• Prompt:
Extract, from the records beneath this instruction, each line that contains the word "ylabel".

• Material to process:
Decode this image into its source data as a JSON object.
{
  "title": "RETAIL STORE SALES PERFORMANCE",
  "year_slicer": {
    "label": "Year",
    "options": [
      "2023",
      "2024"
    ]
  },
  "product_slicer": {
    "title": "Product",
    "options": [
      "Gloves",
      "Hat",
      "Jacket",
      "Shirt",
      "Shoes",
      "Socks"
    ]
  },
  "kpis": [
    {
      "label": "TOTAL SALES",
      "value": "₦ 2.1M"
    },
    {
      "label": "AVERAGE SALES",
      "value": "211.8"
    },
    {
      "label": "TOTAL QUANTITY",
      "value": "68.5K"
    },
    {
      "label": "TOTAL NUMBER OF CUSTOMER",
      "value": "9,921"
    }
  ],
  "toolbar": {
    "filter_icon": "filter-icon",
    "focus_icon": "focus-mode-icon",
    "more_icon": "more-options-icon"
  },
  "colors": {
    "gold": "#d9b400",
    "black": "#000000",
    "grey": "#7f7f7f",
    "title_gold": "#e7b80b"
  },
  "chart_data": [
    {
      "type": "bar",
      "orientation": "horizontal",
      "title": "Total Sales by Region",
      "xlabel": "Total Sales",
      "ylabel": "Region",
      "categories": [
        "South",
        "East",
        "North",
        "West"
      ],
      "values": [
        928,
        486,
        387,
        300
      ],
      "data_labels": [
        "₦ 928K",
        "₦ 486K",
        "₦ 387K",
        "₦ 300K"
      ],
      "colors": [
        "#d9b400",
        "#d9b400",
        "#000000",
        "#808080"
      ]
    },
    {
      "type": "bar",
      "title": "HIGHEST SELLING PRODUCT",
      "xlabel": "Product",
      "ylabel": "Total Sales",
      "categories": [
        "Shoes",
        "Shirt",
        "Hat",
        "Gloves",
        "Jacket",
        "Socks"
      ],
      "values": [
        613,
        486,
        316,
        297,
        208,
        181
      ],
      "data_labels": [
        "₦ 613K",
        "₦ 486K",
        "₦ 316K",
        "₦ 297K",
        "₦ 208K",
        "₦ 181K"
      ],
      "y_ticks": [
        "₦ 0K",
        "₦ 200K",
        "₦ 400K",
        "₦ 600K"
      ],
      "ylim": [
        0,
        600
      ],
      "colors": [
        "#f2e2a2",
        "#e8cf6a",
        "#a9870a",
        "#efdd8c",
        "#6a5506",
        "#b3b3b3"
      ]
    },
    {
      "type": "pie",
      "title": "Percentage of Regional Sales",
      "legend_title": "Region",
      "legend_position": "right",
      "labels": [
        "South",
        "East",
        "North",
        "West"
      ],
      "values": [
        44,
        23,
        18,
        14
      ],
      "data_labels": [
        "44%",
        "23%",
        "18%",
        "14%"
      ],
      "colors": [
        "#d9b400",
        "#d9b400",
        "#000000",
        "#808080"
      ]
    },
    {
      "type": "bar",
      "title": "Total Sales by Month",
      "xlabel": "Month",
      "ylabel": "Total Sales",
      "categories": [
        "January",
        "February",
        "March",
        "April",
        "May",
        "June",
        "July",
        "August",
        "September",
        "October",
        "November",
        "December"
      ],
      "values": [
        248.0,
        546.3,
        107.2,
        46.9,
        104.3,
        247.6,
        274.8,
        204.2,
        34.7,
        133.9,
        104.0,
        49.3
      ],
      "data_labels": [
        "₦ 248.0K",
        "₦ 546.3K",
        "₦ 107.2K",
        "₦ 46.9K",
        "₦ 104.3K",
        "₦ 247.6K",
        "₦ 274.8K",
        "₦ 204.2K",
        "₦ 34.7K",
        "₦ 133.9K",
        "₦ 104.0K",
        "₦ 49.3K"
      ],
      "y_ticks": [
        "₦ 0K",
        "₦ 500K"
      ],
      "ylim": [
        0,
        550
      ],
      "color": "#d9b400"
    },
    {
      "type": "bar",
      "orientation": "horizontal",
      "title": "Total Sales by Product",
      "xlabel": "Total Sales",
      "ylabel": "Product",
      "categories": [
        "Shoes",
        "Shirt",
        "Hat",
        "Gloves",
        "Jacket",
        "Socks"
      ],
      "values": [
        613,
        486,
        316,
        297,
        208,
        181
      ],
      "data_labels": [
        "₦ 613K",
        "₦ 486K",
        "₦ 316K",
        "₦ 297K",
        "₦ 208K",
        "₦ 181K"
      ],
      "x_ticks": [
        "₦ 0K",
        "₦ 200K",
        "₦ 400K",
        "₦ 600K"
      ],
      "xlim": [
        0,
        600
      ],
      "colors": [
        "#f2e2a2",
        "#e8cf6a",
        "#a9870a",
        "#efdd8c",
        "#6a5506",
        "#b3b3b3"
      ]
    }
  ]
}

• Exercise answer:
      "ylabel": "Region",
      "ylabel": "Total Sales",
      "ylabel": "Total Sales",
      "ylabel": "Product",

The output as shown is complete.